The information on this site is not intended or implied to be a substitute for professional medical advice, diagnosis or treatment. All content, including text, graphics, images and information, contained on or available through this web site is for general information purposes only. Dr. Ashish Patel makes no representation and assumes no responsibility for the accuracy of information contained on or available through this web site, and such information is subject to change without notice. You are encouraged to confirm any information obtained from or through this website with other sources, and review all information regarding any medical condition or treatment with your physician.

NEVER DISREGARD PROFESSIONAL MEDICAL ADVICE OR DELAY SEEKING MEDICAL TREATMENT BECAUSE OF SOMETHING YOU HAVE READ ON OR ACCESSED THROUGH THIS WEB SITE.

Dr. Ashish Patel does not recommend, endorse or make any representation about the efficacy, appropriateness or suitability of any specific tests, products, procedures, treatments, services, opinions, health care providers or other information that may be contained on or available through this web site.

DR. ASHISH PATEL IS NOT RESPONSIBLE NOR LIABLE FOR ANY ADVICE, COURSE OF TREATMENT, DIAGNOSIS OR ANY OTHER INFORMATION, SERVICES OR PRODUCTS THAT YOU OBTAIN THROUGH THIS WEB SITE.

Individuals’ outcomes may depend on a number of factors, including but not limited to patient characteristics, disease characteristics and/or surgeon experience.

All logos and names are trademarks or registered trademarks of their respective owners.

https://mdashishpatel.com/wp-content/uploads/2021/06/md-ashish-patel-_-nass-_-bw.png
https://mdashishpatel.com/wp-content/uploads/2021/06/md-ashish-patel-_-aoss-_-bw.png
https://mdashishpatel.com/wp-content/uploads/2021/06/md-ashish-patel-_-ao-spine-_-bw.png
https://mdashishpatel.com/wp-content/uploads/2021/06/md-ashish-patel-_-hss-_-bw.png
https://mdashishpatel.com/wp-content/uploads/2021/06/md-ashish-patel-_-suny-downstate-_-bw.png
https://mdashishpatel.com/wp-content/uploads/2021/06/md-ashish-patel-_-srs-_-bw.png
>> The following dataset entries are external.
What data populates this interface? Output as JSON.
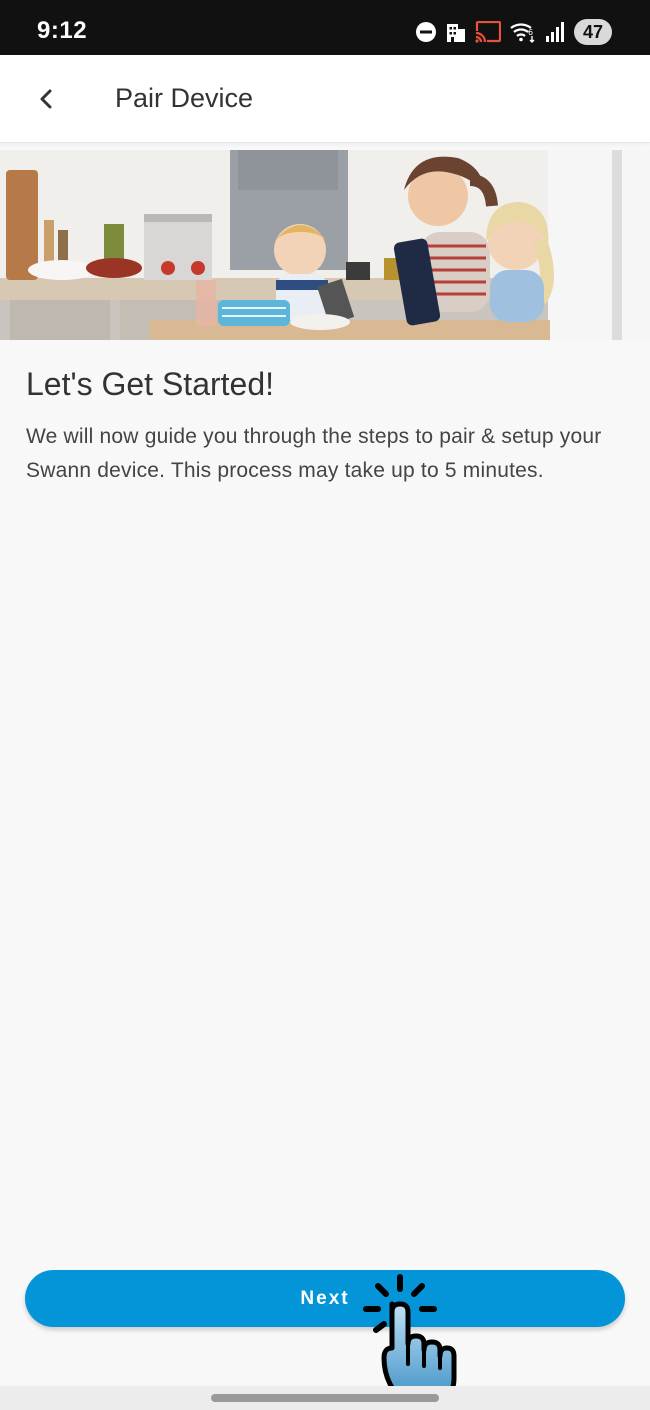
{
  "status_bar": {
    "time": "9:12",
    "battery": "47",
    "icons": [
      "do-not-disturb-icon",
      "building-icon",
      "cast-icon",
      "wifi-6-icon",
      "signal-icon",
      "battery-icon"
    ]
  },
  "app_bar": {
    "title": "Pair Device",
    "back_icon": "chevron-left-icon"
  },
  "hero": {
    "icon": "family-kitchen-illustration"
  },
  "content": {
    "heading": "Let's Get Started!",
    "description": "We will now guide you through the steps to pair & setup your Swann device. This process may take up to 5 minutes."
  },
  "actions": {
    "next_label": "Next"
  },
  "colors": {
    "accent": "#0395d8",
    "status_bar": "#111111",
    "background": "#f8f8f9"
  }
}
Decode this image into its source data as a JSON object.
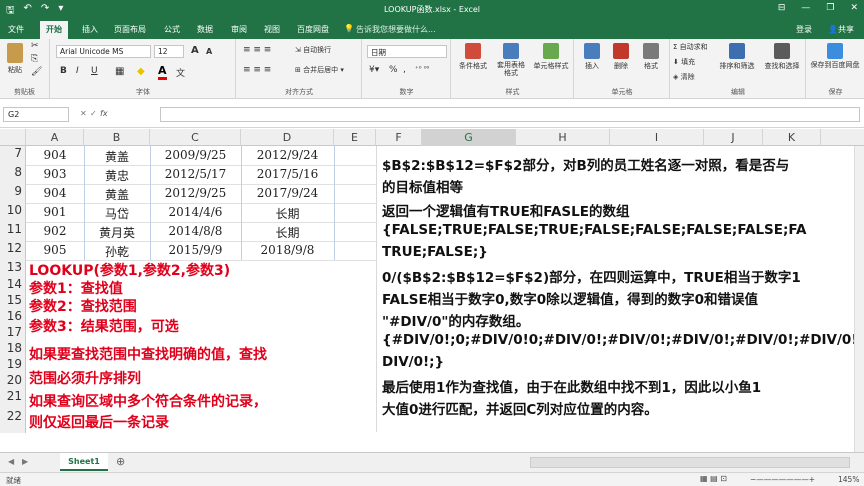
{
  "window": {
    "title": "LOOKUP函数.xlsx - Excel",
    "min": "—",
    "restore": "❐",
    "close": "✕",
    "restore_ribbon": "⊟"
  },
  "quick_access": {
    "save": "🖫",
    "undo": "↶",
    "redo": "↷",
    "more": "▾"
  },
  "menu": {
    "tabs": [
      "文件",
      "开始",
      "插入",
      "页面布局",
      "公式",
      "数据",
      "审阅",
      "视图",
      "百度网盘"
    ],
    "active": "开始",
    "tell_me": "告诉我您想要做什么...",
    "signin": "登录",
    "share": "共享"
  },
  "ribbon": {
    "clipboard": {
      "paste": "粘贴",
      "cut": "✂",
      "copy": "⎘",
      "painter": "🖌",
      "label": "剪贴板"
    },
    "font": {
      "name": "Arial Unicode MS",
      "size": "12",
      "bold": "B",
      "italic": "I",
      "underline": "U",
      "label": "字体",
      "grow": "A",
      "shrink": "A"
    },
    "align": {
      "wrap": "自动换行",
      "merge": "合并后居中",
      "label": "对齐方式"
    },
    "number": {
      "format": "日期",
      "label": "数字",
      "percent": "%",
      "comma": ","
    },
    "styles": {
      "cond": "条件格式",
      "table": "套用表格格式",
      "cell": "单元格样式",
      "label": "样式"
    },
    "cells": {
      "insert": "插入",
      "delete": "删除",
      "format": "格式",
      "label": "单元格"
    },
    "edit": {
      "autosum": "自动求和",
      "fill": "填充",
      "clear": "清除",
      "sort": "排序和筛选",
      "find": "查找和选择",
      "label": "编辑"
    },
    "save": {
      "save_baidu": "保存到百度网盘",
      "label": "保存"
    }
  },
  "formula_bar": {
    "name_box": "G2",
    "fx": "fx",
    "cancel": "✕",
    "confirm": "✓"
  },
  "columns": [
    "A",
    "B",
    "C",
    "D",
    "E",
    "F",
    "G",
    "H",
    "I",
    "J",
    "K"
  ],
  "rows": [
    {
      "n": "7",
      "a": "904",
      "b": "黄盖",
      "c": "2009/9/25",
      "d": "2012/9/24"
    },
    {
      "n": "8",
      "a": "903",
      "b": "黄忠",
      "c": "2012/5/17",
      "d": "2017/5/16"
    },
    {
      "n": "9",
      "a": "904",
      "b": "黄盖",
      "c": "2012/9/25",
      "d": "2017/9/24"
    },
    {
      "n": "10",
      "a": "901",
      "b": "马岱",
      "c": "2014/4/6",
      "d": "长期"
    },
    {
      "n": "11",
      "a": "902",
      "b": "黄月英",
      "c": "2014/8/8",
      "d": "长期"
    },
    {
      "n": "12",
      "a": "905",
      "b": "孙乾",
      "c": "2015/9/9",
      "d": "2018/9/8"
    }
  ],
  "empty_rows": [
    "13",
    "14",
    "15",
    "16",
    "17",
    "18",
    "19",
    "20",
    "21",
    "22"
  ],
  "notes": [
    "LOOKUP(参数1,参数2,参数3)",
    "参数1：查找值",
    "参数2：查找范围",
    "参数3：结果范围，可选",
    "如果要查找范围中查找明确的值，查找",
    "范围必须升序排列",
    "如果查询区域中多个符合条件的记录，",
    "则仅返回最后一条记录"
  ],
  "explain": [
    "$B$2:$B$12=$F$2部分，对B列的员工姓名逐一对照，看是否与",
    "的目标值相等",
    "返回一个逻辑值有TRUE和FASLE的数组",
    "{FALSE;TRUE;FALSE;TRUE;FALSE;FALSE;FALSE;FALSE;FA",
    "TRUE;FALSE;}",
    "0/($B$2:$B$12=$F$2)部分，在四则运算中，TRUE相当于数字1",
    "FALSE相当于数字0,数字0除以逻辑值，得到的数字0和错误值",
    "\"#DIV/0\"的内存数组。",
    "{#DIV/0!;0;#DIV/0!0;#DIV/0!;#DIV/0!;#DIV/0!;#DIV/0!;#DIV/0!",
    "DIV/0!;}",
    "最后使用1作为查找值，由于在此数组中找不到1，因此以小鱼1",
    "大值0进行匹配，并返回C列对应位置的内容。"
  ],
  "sheet": {
    "tab": "Sheet1",
    "add": "⊕"
  },
  "status": {
    "ready": "就绪",
    "zoom": "145%"
  },
  "colors": {
    "excel_green": "#217346",
    "note_red": "#e0001b"
  }
}
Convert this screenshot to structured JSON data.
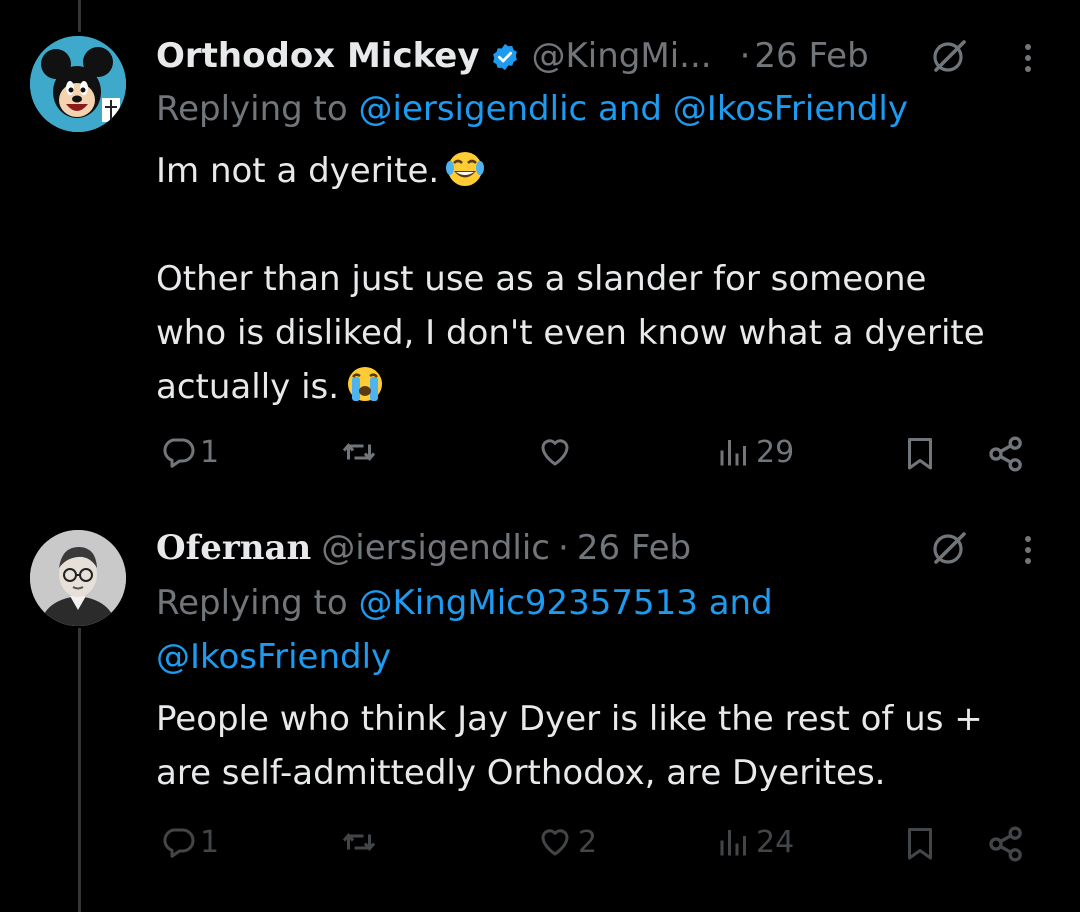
{
  "tweets": [
    {
      "author": "Orthodox Mickey",
      "handle": "@KingMi...",
      "separator": "·",
      "date": "26 Feb",
      "replying_label": "Replying to",
      "reply_targets": "@iersigendlic and @IkosFriendly",
      "paragraphs": [
        "Im not a dyerite.",
        "Other than just use as a slander for someone",
        "who is disliked, I don't even know what a dyerite",
        "actually is."
      ],
      "emojis": [
        "face-with-tears-of-joy",
        "loudly-crying-face"
      ],
      "replies": "1",
      "reposts": "",
      "likes": "",
      "views": "29"
    },
    {
      "author": "Ofernan",
      "handle": "@iersigendlic",
      "separator": "·",
      "date": "26 Feb",
      "replying_label": "Replying to",
      "reply_targets_line1": "@KingMic92357513 and",
      "reply_targets_line2": "@IkosFriendly",
      "paragraphs": [
        "People who think Jay Dyer is like the rest of us +",
        "are self-admittedly Orthodox, are Dyerites."
      ],
      "replies": "1",
      "reposts": "",
      "likes": "2",
      "views": "24"
    }
  ],
  "colors": {
    "background": "#000000",
    "text": "#e7e9ea",
    "muted": "#71767b",
    "link": "#1d9bf0",
    "verified": "#1d9bf0"
  }
}
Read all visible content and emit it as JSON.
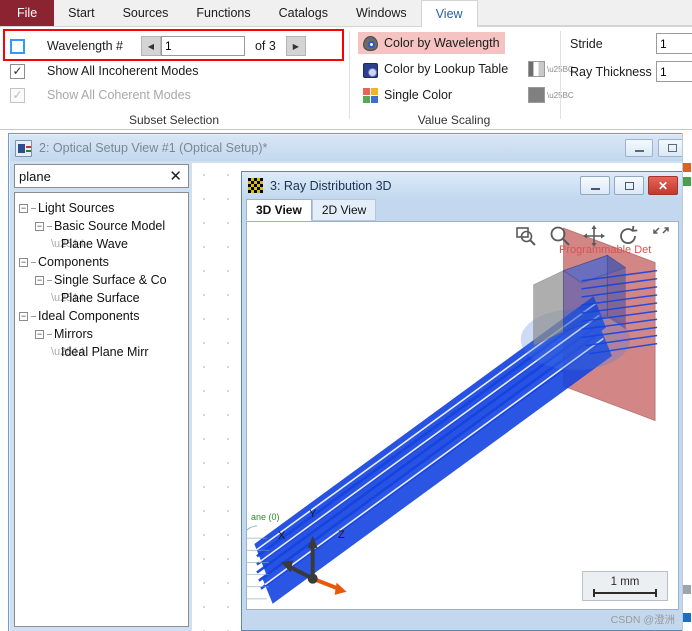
{
  "ribbon": {
    "tabs": [
      {
        "label": "File",
        "active": false,
        "kind": "file"
      },
      {
        "label": "Start",
        "active": false,
        "kind": "normal"
      },
      {
        "label": "Sources",
        "active": false,
        "kind": "normal"
      },
      {
        "label": "Functions",
        "active": false,
        "kind": "normal"
      },
      {
        "label": "Catalogs",
        "active": false,
        "kind": "normal"
      },
      {
        "label": "Windows",
        "active": false,
        "kind": "normal"
      },
      {
        "label": "View",
        "active": true,
        "kind": "normal"
      }
    ],
    "subset": {
      "caption": "Subset Selection",
      "wavelength_label": "Wavelength #",
      "wavelength_value": "1",
      "wavelength_of": "of 3",
      "prev_glyph": "◀",
      "next_glyph": "▶",
      "wavelength_checked": false,
      "incoherent_label": "Show All Incoherent Modes",
      "incoherent_checked": true,
      "coherent_label": "Show All Coherent Modes",
      "coherent_checked": true,
      "coherent_disabled": true
    },
    "value_scaling": {
      "caption": "Value Scaling",
      "items": [
        {
          "label": "Color by Wavelength",
          "icon": "eye-icon",
          "highlighted": true,
          "swatch": "none"
        },
        {
          "label": "Color by Lookup Table",
          "icon": "camera-icon",
          "highlighted": false,
          "swatch": "gradient"
        },
        {
          "label": "Single Color",
          "icon": "color-squares-icon",
          "highlighted": false,
          "swatch": "solid"
        }
      ]
    },
    "stride": {
      "stride_label": "Stride",
      "stride_value": "1",
      "thickness_label": "Ray Thickness",
      "thickness_value": "1"
    }
  },
  "optical_setup_window": {
    "title": "2: Optical Setup View #1 (Optical Setup)*",
    "minimize_glyph": "",
    "maximize_glyph": "",
    "search_value": "plane",
    "search_clear_glyph": "✕",
    "tree": [
      {
        "label": "Light Sources",
        "depth": 0,
        "expander": "−"
      },
      {
        "label": "Basic Source Model",
        "depth": 1,
        "expander": "−"
      },
      {
        "label": "Plane Wave",
        "depth": 2,
        "expander": ""
      },
      {
        "label": "Components",
        "depth": 0,
        "expander": "−"
      },
      {
        "label": "Single Surface & Co",
        "depth": 1,
        "expander": "−"
      },
      {
        "label": "Plane Surface",
        "depth": 2,
        "expander": ""
      },
      {
        "label": "Ideal Components",
        "depth": 0,
        "expander": "−"
      },
      {
        "label": "Mirrors",
        "depth": 1,
        "expander": "−"
      },
      {
        "label": "Ideal Plane Mirr",
        "depth": 2,
        "expander": ""
      }
    ]
  },
  "ray_window": {
    "title": "3: Ray Distribution 3D",
    "close_glyph": "✕",
    "tabs": [
      {
        "label": "3D View",
        "active": true
      },
      {
        "label": "2D View",
        "active": false
      }
    ],
    "toolbar": [
      {
        "name": "zoom-region-icon"
      },
      {
        "name": "magnifier-icon"
      },
      {
        "name": "pan-move-icon"
      },
      {
        "name": "rotate-icon"
      },
      {
        "name": "expand-icon"
      }
    ],
    "scene": {
      "detector_label": "Programmable Det",
      "source_label": "ane (0)",
      "axis_x": "X",
      "axis_y": "Y",
      "axis_z": "Z",
      "ray_color": "#1544e0",
      "detector_color": "#d08080",
      "cube_color": "#2a52c8",
      "scale_value": "1 mm"
    },
    "watermark": "CSDN @澄洲"
  }
}
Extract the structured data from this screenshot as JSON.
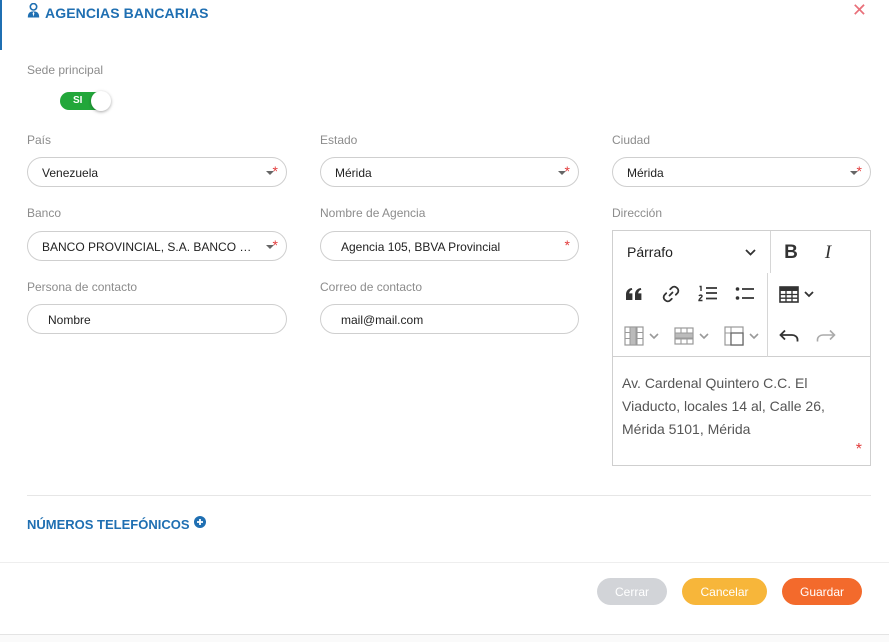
{
  "dialog": {
    "title": "AGENCIAS BANCARIAS",
    "title_icon": "user-tie-icon",
    "close_icon": "close-icon",
    "close_glyph": "✕"
  },
  "sede": {
    "label": "Sede principal",
    "toggle_text": "SI",
    "on": true
  },
  "fields": {
    "pais": {
      "label": "País",
      "value": "Venezuela"
    },
    "estado": {
      "label": "Estado",
      "value": "Mérida"
    },
    "ciudad": {
      "label": "Ciudad",
      "value": "Mérida"
    },
    "banco": {
      "label": "Banco",
      "value": "BANCO PROVINCIAL, S.A. BANCO UNIVERSAL"
    },
    "agencia": {
      "label": "Nombre de Agencia",
      "value": "Agencia 105, BBVA Provincial"
    },
    "direccion": {
      "label": "Dirección"
    },
    "contacto": {
      "label": "Persona de contacto",
      "value": "Nombre"
    },
    "correo": {
      "label": "Correo de contacto",
      "value": "mail@mail.com"
    }
  },
  "required_mark": "*",
  "editor": {
    "paragraph_select": "Párrafo",
    "content": "Av. Cardenal Quintero C.C. El Viaducto, locales 14 al, Calle 26, Mérida 5101, Mérida",
    "bold_glyph": "B",
    "italic_glyph": "I"
  },
  "phones": {
    "label": "NÚMEROS TELEFÓNICOS",
    "icon": "plus-circle-icon"
  },
  "buttons": {
    "cerrar": "Cerrar",
    "cancelar": "Cancelar",
    "guardar": "Guardar"
  },
  "colors": {
    "brand_blue": "#1f6fb2",
    "toggle_green": "#22a73a",
    "required_red": "#e23b3b",
    "close_pink": "#e9707a",
    "cerrar_gray": "#d2d4d8",
    "cancelar_orange": "#f7b63a",
    "guardar_orange": "#f36a2c"
  }
}
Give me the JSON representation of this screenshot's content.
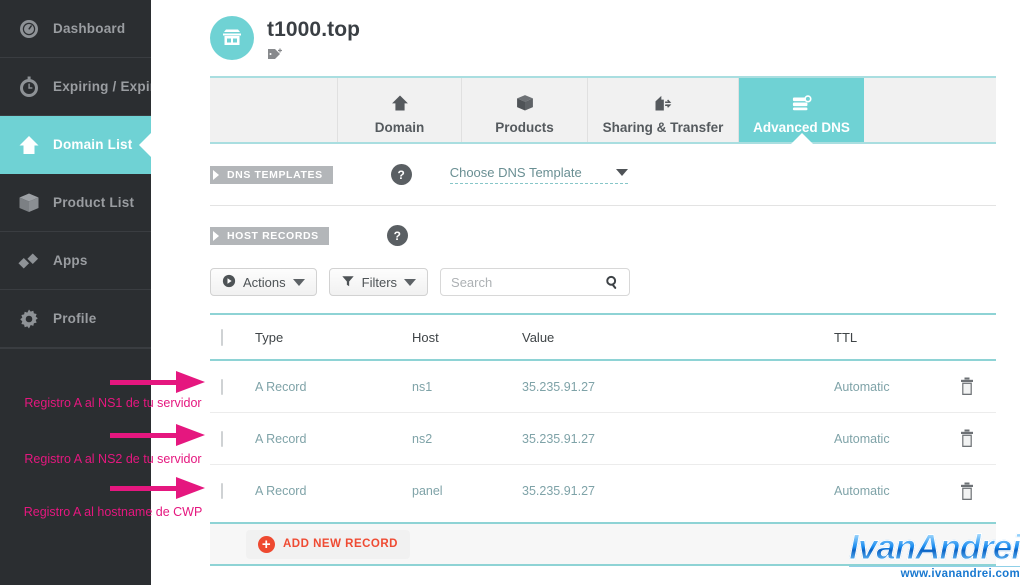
{
  "sidebar": {
    "items": [
      {
        "label": "Dashboard",
        "icon": "gauge-icon",
        "active": false
      },
      {
        "label": "Expiring / Expired",
        "icon": "clock-icon",
        "active": false
      },
      {
        "label": "Domain List",
        "icon": "home-icon",
        "active": true
      },
      {
        "label": "Product List",
        "icon": "box-icon",
        "active": false
      },
      {
        "label": "Apps",
        "icon": "diamonds-icon",
        "active": false
      },
      {
        "label": "Profile",
        "icon": "gear-icon",
        "active": false
      }
    ]
  },
  "annotations": [
    {
      "text": "Registro A al NS1 de tu servidor",
      "color": "#e5177f"
    },
    {
      "text": "Registro A al NS2 de tu servidor",
      "color": "#e5177f"
    },
    {
      "text": "Registro A al hostname de CWP",
      "color": "#e5177f"
    }
  ],
  "domain": {
    "title": "t1000.top",
    "avatar_icon": "store-icon",
    "tag_icon": "add-tag-icon"
  },
  "tabs": [
    {
      "label": "Domain",
      "icon": "home-icon",
      "active": false
    },
    {
      "label": "Products",
      "icon": "box-icon",
      "active": false
    },
    {
      "label": "Sharing & Transfer",
      "icon": "share-icon",
      "active": false
    },
    {
      "label": "Advanced DNS",
      "icon": "dns-server-icon",
      "active": true
    }
  ],
  "sections": {
    "dns_templates": {
      "label": "DNS TEMPLATES",
      "help": "?",
      "select_value": "Choose DNS Template",
      "caret_icon": "chevron-down-icon"
    },
    "host_records": {
      "label": "HOST RECORDS",
      "help": "?"
    }
  },
  "toolbar": {
    "actions_label": "Actions",
    "actions_icon": "play-circle-icon",
    "filters_label": "Filters",
    "filters_icon": "funnel-icon",
    "search_placeholder": "Search",
    "search_value": "",
    "search_icon": "search-icon",
    "caret_icon": "chevron-down-icon"
  },
  "table": {
    "columns": [
      "Type",
      "Host",
      "Value",
      "TTL"
    ],
    "rows": [
      {
        "type": "A Record",
        "host": "ns1",
        "value": "35.235.91.27",
        "ttl": "Automatic",
        "delete_icon": "trash-icon"
      },
      {
        "type": "A Record",
        "host": "ns2",
        "value": "35.235.91.27",
        "ttl": "Automatic",
        "delete_icon": "trash-icon"
      },
      {
        "type": "A Record",
        "host": "panel",
        "value": "35.235.91.27",
        "ttl": "Automatic",
        "delete_icon": "trash-icon"
      }
    ]
  },
  "footer": {
    "add_label": "ADD NEW RECORD",
    "add_icon": "plus-circle-icon"
  },
  "watermark": {
    "name": "IvanAndrei",
    "url": "www.ivanandrei.com"
  },
  "colors": {
    "accent_teal": "#6fd2d4",
    "sidebar_dark": "#2b2e31",
    "annotation_pink": "#e5177f",
    "add_red": "#ee4930",
    "link_blue_gray": "#7fa3a8"
  }
}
© 2024 MD Ashish Patel. All Rights Reserved.

Privacy    Terms    Disclaimer    Sitemap

© 2024 MD Ashish Patel. All Rights Reserved.